In July 2002, the Office of Information Technology (OIT), an agency of the state government of NSW, issued guidelines pursuant to the Privacy and Personal Information Protection Act of 1998. The guideline states that as a matter of good practice, each agency should have a designated privacy contact officer. It adds that the obligations of the chief information officer in each agency include ensuring there is a privacy management plan. The responsibilities of other staff, including librarians, web managers, human resources managers and records managers, are also described.16

The State of Victoria has enacted the Information Privacy Act 2000, which applies privacy principles (an almost exact copy of the NPPs in the federal Act) to most state government agencies and local councils. There are relatively few exemptions and while there is provision for Codes of Practice, they cannot weaken the principles. The Act created an office of Privacy Commissioner,17 very active so far, with a monitoring, enforcement and education role, and to conciliate complaints

The Victorian Civil and Administrative Tribunal can determine unresolved complaints. Victoria has also passed the Health Records Act 2001 to complement the information privacy legislation by requiring Victorian health service providers to handle health information responsibly. The Health Records Act also gives patients a right of access to their records held by private practitioners. The Victorian Law Reform Commission18 received a reference in April 2001 to review the coverage of privacy law in Victoria. It published its final report on workplace privacy in October 2005, and is now turning its attention to surveillance in public places.19

The government of the Australian Capital Territory (ACT), which used to be a local authority under Commonwealth (federal) law, and was consequently covered by the federal Privacy Act, achieved self-government as a separate Territory in 1989. The Privacy Act was amended to continue coverage, intended as an interim measure, but this remains the position, with the Federal Privacy Commissioner in effect serving also as the ACT's Commissioner, responsible to its own government. However, in 1997 the ACT government passed its own Health Records (Access and Privacy) Act,20 which applies to personal health information held by anyone in the public or private sector. Its provisions are similar to those of the IPPs in the Privacy Act, and supersedes them for ACT government agencies in this area of data handling

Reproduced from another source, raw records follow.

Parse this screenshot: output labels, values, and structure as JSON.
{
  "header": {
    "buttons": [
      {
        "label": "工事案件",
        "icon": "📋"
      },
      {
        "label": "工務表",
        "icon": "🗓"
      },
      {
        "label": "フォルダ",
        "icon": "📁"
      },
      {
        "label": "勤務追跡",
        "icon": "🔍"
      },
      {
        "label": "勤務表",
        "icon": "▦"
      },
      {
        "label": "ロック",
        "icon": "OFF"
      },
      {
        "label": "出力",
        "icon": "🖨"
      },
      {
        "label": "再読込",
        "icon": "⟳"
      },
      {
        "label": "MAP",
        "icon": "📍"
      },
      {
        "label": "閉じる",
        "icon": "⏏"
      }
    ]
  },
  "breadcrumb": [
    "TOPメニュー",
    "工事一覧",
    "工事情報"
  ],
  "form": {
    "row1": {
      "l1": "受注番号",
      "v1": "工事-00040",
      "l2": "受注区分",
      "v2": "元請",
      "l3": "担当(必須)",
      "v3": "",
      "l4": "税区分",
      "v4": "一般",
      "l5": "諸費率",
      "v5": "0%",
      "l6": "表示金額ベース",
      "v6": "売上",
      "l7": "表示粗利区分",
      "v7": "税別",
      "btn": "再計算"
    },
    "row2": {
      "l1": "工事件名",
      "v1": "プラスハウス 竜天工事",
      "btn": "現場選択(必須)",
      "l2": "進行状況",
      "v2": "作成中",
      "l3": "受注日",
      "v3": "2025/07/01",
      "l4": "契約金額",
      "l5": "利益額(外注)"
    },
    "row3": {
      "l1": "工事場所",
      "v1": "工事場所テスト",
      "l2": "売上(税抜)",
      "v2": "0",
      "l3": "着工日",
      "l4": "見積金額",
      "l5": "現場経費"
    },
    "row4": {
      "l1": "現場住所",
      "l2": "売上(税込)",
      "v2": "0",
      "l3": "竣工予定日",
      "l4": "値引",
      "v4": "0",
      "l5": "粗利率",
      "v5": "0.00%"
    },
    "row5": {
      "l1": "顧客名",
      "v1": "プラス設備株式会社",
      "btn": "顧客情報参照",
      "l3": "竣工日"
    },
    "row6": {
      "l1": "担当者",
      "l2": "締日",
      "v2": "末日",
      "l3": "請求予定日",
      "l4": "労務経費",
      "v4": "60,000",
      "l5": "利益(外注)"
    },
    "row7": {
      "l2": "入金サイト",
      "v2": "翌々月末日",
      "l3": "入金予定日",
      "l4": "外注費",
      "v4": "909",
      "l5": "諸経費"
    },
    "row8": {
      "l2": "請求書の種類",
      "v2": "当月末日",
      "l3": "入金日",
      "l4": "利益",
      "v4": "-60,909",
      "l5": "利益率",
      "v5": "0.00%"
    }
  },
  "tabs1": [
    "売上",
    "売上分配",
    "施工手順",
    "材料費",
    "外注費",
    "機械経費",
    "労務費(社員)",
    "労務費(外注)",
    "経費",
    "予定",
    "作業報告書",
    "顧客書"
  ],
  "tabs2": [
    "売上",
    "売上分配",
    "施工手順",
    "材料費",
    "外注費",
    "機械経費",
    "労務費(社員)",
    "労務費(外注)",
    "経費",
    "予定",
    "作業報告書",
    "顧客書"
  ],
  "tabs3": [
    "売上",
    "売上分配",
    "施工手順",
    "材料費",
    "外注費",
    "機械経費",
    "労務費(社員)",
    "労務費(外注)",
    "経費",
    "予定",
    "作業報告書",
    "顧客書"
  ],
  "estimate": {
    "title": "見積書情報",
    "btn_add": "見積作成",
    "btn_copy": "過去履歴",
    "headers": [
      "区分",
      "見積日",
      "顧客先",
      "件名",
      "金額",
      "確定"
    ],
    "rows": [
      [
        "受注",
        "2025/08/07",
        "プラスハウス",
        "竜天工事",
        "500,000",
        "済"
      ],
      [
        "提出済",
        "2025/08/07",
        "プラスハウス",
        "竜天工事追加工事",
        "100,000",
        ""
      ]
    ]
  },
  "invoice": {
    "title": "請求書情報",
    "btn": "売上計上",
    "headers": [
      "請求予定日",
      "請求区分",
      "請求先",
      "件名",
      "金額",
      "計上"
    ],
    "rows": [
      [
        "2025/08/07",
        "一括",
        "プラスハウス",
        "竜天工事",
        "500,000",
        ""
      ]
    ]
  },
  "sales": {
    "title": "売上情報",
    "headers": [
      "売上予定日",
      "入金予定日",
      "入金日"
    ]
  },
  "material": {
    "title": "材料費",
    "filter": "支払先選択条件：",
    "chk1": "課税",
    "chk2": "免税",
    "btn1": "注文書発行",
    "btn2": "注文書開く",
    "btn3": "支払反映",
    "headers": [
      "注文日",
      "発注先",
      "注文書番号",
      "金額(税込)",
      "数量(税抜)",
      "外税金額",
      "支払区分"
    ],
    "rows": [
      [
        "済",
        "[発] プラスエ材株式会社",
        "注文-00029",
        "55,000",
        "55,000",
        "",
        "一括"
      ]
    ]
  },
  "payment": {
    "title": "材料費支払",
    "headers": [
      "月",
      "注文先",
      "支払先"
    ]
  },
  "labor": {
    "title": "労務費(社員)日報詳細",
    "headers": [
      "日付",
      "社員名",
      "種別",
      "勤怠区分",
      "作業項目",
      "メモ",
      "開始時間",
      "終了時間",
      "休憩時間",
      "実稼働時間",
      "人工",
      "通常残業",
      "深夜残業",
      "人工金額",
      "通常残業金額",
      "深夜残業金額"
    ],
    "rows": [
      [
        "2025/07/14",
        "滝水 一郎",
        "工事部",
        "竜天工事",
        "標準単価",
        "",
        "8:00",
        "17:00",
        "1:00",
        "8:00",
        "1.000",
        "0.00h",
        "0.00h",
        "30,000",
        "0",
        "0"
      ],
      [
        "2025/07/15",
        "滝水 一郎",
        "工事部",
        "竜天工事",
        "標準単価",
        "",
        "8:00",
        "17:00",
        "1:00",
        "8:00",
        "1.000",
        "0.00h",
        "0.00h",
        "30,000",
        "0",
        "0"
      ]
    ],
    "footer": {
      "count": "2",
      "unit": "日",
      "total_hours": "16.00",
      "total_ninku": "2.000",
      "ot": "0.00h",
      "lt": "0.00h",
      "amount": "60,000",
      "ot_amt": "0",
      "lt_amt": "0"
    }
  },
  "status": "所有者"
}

The self-governing Northern Territory has enacted a combined privacy and FOI law – the Information Act 2002,21 which took effect in July 2003. The Office of the Information Commissioner was established in 2004.22

Queensland had a purely advisory Privacy Committee from 1984 to 199123 and has a limited privacy statute24 covering the use of listening devices, credit reporting (operating alongside the 1989 amendments to the federal Privacy Act) and physical intrusions into private property. In April 1998, after a yearlong review, a Parliamentary Committee recommended comprehensive privacy legislation for the public sector.25 The government indicated that it intended to legislate but no timetable has been set, and in 2001 the government adopted privacy principles on a hopefully interim non-statutory basis.26

In Tasmania, the Personal Information Protection Act 2004 came into effect in September 2005.27 The Act covers state government and local councils in Tasmania. It does not establish a position of Privacy Commissioner, but gives complaint-handling responsibilities to the Tasmanian Ombudsman. The Minister can make public interest determinations allowing organizations to be exempt from any or all provisions of the Act. The Act covers health information and applies to deceased persons for 25 years after death

The other states, South Australia and Western Australia, also operate administrative schemes based on variations of the standard sets of privacy principles.28 In May 2003, the Western Australian government released a discussion paper29 proposing a public sector privacy law

All of the States and Territories also have FOI laws that include rights for individuals to access and correct personal information about themselves.30